Given records Start Marker

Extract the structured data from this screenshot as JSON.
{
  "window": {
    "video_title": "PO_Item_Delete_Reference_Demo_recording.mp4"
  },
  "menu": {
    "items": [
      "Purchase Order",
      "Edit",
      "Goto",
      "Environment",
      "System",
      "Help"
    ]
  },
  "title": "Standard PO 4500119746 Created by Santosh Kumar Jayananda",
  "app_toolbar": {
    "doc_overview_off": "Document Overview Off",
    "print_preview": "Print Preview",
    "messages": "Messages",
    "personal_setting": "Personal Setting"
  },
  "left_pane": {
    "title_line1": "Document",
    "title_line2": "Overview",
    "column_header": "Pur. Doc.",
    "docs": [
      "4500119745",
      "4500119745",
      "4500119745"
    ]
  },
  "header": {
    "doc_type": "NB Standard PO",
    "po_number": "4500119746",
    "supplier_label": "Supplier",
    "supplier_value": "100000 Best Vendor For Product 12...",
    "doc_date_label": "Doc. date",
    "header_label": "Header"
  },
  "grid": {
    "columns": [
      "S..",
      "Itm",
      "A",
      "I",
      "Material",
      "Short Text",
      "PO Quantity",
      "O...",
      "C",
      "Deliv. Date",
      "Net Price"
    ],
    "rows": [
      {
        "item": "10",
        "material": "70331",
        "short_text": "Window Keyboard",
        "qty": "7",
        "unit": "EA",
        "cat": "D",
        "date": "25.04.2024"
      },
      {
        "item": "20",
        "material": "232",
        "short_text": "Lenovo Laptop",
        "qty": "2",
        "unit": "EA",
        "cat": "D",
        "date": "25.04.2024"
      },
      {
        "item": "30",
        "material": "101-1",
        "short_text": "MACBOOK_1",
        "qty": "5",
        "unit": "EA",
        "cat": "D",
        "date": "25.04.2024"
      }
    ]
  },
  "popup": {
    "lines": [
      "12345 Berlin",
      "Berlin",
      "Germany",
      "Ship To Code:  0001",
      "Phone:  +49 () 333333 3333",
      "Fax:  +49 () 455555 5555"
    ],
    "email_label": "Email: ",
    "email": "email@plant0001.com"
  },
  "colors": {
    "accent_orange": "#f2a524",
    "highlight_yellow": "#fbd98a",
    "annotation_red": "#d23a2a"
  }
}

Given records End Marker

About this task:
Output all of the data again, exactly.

Finished task:
Extract the structured data from this screenshot as JSON.
{
  "window": {
    "video_title": "PO_Item_Delete_Reference_Demo_recording.mp4"
  },
  "menu": {
    "items": [
      "Purchase Order",
      "Edit",
      "Goto",
      "Environment",
      "System",
      "Help"
    ]
  },
  "title": "Standard PO 4500119746 Created by Santosh Kumar Jayananda",
  "app_toolbar": {
    "doc_overview_off": "Document Overview Off",
    "print_preview": "Print Preview",
    "messages": "Messages",
    "personal_setting": "Personal Setting"
  },
  "left_pane": {
    "title_line1": "Document",
    "title_line2": "Overview",
    "column_header": "Pur. Doc.",
    "docs": [
      "4500119745",
      "4500119745",
      "4500119745"
    ]
  },
  "header": {
    "doc_type": "NB Standard PO",
    "po_number": "4500119746",
    "supplier_label": "Supplier",
    "supplier_value": "100000 Best Vendor For Product 12...",
    "doc_date_label": "Doc. date",
    "header_label": "Header"
  },
  "grid": {
    "columns": [
      "S..",
      "Itm",
      "A",
      "I",
      "Material",
      "Short Text",
      "PO Quantity",
      "O...",
      "C",
      "Deliv. Date",
      "Net Price"
    ],
    "rows": [
      {
        "item": "10",
        "material": "70331",
        "short_text": "Window Keyboard",
        "qty": "7",
        "unit": "EA",
        "cat": "D",
        "date": "25.04.2024"
      },
      {
        "item": "20",
        "material": "232",
        "short_text": "Lenovo Laptop",
        "qty": "2",
        "unit": "EA",
        "cat": "D",
        "date": "25.04.2024"
      },
      {
        "item": "30",
        "material": "101-1",
        "short_text": "MACBOOK_1",
        "qty": "5",
        "unit": "EA",
        "cat": "D",
        "date": "25.04.2024"
      }
    ]
  },
  "popup": {
    "lines": [
      "12345 Berlin",
      "Berlin",
      "Germany",
      "Ship To Code:  0001",
      "Phone:  +49 () 333333 3333",
      "Fax:  +49 () 455555 5555"
    ],
    "email_label": "Email: ",
    "email": "email@plant0001.com"
  },
  "colors": {
    "accent_orange": "#f2a524",
    "highlight_yellow": "#fbd98a",
    "annotation_red": "#d23a2a"
  }
}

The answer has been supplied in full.